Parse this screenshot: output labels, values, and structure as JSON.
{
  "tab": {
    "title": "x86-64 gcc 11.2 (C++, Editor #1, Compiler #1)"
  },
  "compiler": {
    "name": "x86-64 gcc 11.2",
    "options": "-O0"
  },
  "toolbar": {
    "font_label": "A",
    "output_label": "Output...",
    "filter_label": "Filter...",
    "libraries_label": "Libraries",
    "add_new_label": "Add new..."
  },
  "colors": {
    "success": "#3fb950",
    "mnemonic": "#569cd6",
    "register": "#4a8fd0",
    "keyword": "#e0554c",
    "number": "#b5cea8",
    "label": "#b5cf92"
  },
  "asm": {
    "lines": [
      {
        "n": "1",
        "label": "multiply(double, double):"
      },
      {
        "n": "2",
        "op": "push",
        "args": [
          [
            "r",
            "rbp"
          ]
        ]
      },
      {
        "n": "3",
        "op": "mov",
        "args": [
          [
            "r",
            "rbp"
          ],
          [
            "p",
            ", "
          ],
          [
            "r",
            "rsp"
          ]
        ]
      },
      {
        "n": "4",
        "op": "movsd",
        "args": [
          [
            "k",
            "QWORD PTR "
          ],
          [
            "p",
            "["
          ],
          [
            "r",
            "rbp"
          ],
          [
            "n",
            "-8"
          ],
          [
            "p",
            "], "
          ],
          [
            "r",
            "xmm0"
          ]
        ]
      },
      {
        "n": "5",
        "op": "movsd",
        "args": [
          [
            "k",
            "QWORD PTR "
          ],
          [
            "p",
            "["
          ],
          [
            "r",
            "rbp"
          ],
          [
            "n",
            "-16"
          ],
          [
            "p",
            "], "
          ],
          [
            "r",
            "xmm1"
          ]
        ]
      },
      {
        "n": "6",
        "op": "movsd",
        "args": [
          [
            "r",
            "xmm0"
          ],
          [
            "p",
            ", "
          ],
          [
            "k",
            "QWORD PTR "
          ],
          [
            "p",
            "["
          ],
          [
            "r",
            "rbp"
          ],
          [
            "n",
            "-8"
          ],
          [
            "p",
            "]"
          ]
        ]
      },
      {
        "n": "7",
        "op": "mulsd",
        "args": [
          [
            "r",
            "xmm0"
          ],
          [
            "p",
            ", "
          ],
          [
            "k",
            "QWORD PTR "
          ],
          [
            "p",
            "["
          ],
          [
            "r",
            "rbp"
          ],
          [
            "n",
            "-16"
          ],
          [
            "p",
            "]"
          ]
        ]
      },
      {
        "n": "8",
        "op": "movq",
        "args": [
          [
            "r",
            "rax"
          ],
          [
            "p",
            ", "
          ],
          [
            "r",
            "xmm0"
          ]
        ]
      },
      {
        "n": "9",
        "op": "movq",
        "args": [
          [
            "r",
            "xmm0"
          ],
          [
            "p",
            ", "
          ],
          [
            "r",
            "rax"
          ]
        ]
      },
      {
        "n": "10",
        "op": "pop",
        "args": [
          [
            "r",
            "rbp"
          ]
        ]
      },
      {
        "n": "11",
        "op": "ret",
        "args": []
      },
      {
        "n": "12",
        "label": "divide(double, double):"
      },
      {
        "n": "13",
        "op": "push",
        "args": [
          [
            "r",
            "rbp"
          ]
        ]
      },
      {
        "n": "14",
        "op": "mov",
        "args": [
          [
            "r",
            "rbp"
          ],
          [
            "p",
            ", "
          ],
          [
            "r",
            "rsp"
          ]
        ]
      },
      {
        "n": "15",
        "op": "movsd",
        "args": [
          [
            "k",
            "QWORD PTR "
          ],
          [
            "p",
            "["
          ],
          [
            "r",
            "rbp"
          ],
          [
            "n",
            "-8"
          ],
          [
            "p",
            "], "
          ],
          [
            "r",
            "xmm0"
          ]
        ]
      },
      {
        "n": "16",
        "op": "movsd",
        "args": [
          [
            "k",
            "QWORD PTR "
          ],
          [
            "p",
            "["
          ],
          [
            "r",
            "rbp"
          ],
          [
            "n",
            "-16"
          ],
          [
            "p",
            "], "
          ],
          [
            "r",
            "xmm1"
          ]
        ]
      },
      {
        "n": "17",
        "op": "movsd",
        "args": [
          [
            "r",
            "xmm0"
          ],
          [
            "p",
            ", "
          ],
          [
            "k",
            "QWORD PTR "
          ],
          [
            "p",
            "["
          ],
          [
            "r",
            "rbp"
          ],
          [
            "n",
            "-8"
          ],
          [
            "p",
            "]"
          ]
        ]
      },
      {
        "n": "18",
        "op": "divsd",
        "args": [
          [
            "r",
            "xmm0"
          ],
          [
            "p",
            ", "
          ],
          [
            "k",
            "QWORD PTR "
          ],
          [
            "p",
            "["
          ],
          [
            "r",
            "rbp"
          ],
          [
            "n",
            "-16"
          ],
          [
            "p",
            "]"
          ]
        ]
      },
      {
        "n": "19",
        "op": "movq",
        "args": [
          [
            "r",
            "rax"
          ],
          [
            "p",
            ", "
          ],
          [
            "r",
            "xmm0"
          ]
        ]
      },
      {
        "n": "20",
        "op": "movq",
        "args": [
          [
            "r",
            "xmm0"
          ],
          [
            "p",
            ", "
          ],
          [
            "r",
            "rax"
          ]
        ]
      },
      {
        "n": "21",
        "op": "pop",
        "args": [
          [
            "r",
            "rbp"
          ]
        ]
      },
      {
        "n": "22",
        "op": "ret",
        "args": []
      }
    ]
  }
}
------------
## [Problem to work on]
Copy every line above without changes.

## [The answer]
Parse this screenshot: output labels, values, and structure as JSON.
{
  "tab": {
    "title": "x86-64 gcc 11.2 (C++, Editor #1, Compiler #1)"
  },
  "compiler": {
    "name": "x86-64 gcc 11.2",
    "options": "-O0"
  },
  "toolbar": {
    "font_label": "A",
    "output_label": "Output...",
    "filter_label": "Filter...",
    "libraries_label": "Libraries",
    "add_new_label": "Add new..."
  },
  "colors": {
    "success": "#3fb950",
    "mnemonic": "#569cd6",
    "register": "#4a8fd0",
    "keyword": "#e0554c",
    "number": "#b5cea8",
    "label": "#b5cf92"
  },
  "asm": {
    "lines": [
      {
        "n": "1",
        "label": "multiply(double, double):"
      },
      {
        "n": "2",
        "op": "push",
        "args": [
          [
            "r",
            "rbp"
          ]
        ]
      },
      {
        "n": "3",
        "op": "mov",
        "args": [
          [
            "r",
            "rbp"
          ],
          [
            "p",
            ", "
          ],
          [
            "r",
            "rsp"
          ]
        ]
      },
      {
        "n": "4",
        "op": "movsd",
        "args": [
          [
            "k",
            "QWORD PTR "
          ],
          [
            "p",
            "["
          ],
          [
            "r",
            "rbp"
          ],
          [
            "n",
            "-8"
          ],
          [
            "p",
            "], "
          ],
          [
            "r",
            "xmm0"
          ]
        ]
      },
      {
        "n": "5",
        "op": "movsd",
        "args": [
          [
            "k",
            "QWORD PTR "
          ],
          [
            "p",
            "["
          ],
          [
            "r",
            "rbp"
          ],
          [
            "n",
            "-16"
          ],
          [
            "p",
            "], "
          ],
          [
            "r",
            "xmm1"
          ]
        ]
      },
      {
        "n": "6",
        "op": "movsd",
        "args": [
          [
            "r",
            "xmm0"
          ],
          [
            "p",
            ", "
          ],
          [
            "k",
            "QWORD PTR "
          ],
          [
            "p",
            "["
          ],
          [
            "r",
            "rbp"
          ],
          [
            "n",
            "-8"
          ],
          [
            "p",
            "]"
          ]
        ]
      },
      {
        "n": "7",
        "op": "mulsd",
        "args": [
          [
            "r",
            "xmm0"
          ],
          [
            "p",
            ", "
          ],
          [
            "k",
            "QWORD PTR "
          ],
          [
            "p",
            "["
          ],
          [
            "r",
            "rbp"
          ],
          [
            "n",
            "-16"
          ],
          [
            "p",
            "]"
          ]
        ]
      },
      {
        "n": "8",
        "op": "movq",
        "args": [
          [
            "r",
            "rax"
          ],
          [
            "p",
            ", "
          ],
          [
            "r",
            "xmm0"
          ]
        ]
      },
      {
        "n": "9",
        "op": "movq",
        "args": [
          [
            "r",
            "xmm0"
          ],
          [
            "p",
            ", "
          ],
          [
            "r",
            "rax"
          ]
        ]
      },
      {
        "n": "10",
        "op": "pop",
        "args": [
          [
            "r",
            "rbp"
          ]
        ]
      },
      {
        "n": "11",
        "op": "ret",
        "args": []
      },
      {
        "n": "12",
        "label": "divide(double, double):"
      },
      {
        "n": "13",
        "op": "push",
        "args": [
          [
            "r",
            "rbp"
          ]
        ]
      },
      {
        "n": "14",
        "op": "mov",
        "args": [
          [
            "r",
            "rbp"
          ],
          [
            "p",
            ", "
          ],
          [
            "r",
            "rsp"
          ]
        ]
      },
      {
        "n": "15",
        "op": "movsd",
        "args": [
          [
            "k",
            "QWORD PTR "
          ],
          [
            "p",
            "["
          ],
          [
            "r",
            "rbp"
          ],
          [
            "n",
            "-8"
          ],
          [
            "p",
            "], "
          ],
          [
            "r",
            "xmm0"
          ]
        ]
      },
      {
        "n": "16",
        "op": "movsd",
        "args": [
          [
            "k",
            "QWORD PTR "
          ],
          [
            "p",
            "["
          ],
          [
            "r",
            "rbp"
          ],
          [
            "n",
            "-16"
          ],
          [
            "p",
            "], "
          ],
          [
            "r",
            "xmm1"
          ]
        ]
      },
      {
        "n": "17",
        "op": "movsd",
        "args": [
          [
            "r",
            "xmm0"
          ],
          [
            "p",
            ", "
          ],
          [
            "k",
            "QWORD PTR "
          ],
          [
            "p",
            "["
          ],
          [
            "r",
            "rbp"
          ],
          [
            "n",
            "-8"
          ],
          [
            "p",
            "]"
          ]
        ]
      },
      {
        "n": "18",
        "op": "divsd",
        "args": [
          [
            "r",
            "xmm0"
          ],
          [
            "p",
            ", "
          ],
          [
            "k",
            "QWORD PTR "
          ],
          [
            "p",
            "["
          ],
          [
            "r",
            "rbp"
          ],
          [
            "n",
            "-16"
          ],
          [
            "p",
            "]"
          ]
        ]
      },
      {
        "n": "19",
        "op": "movq",
        "args": [
          [
            "r",
            "rax"
          ],
          [
            "p",
            ", "
          ],
          [
            "r",
            "xmm0"
          ]
        ]
      },
      {
        "n": "20",
        "op": "movq",
        "args": [
          [
            "r",
            "xmm0"
          ],
          [
            "p",
            ", "
          ],
          [
            "r",
            "rax"
          ]
        ]
      },
      {
        "n": "21",
        "op": "pop",
        "args": [
          [
            "r",
            "rbp"
          ]
        ]
      },
      {
        "n": "22",
        "op": "ret",
        "args": []
      }
    ]
  }
}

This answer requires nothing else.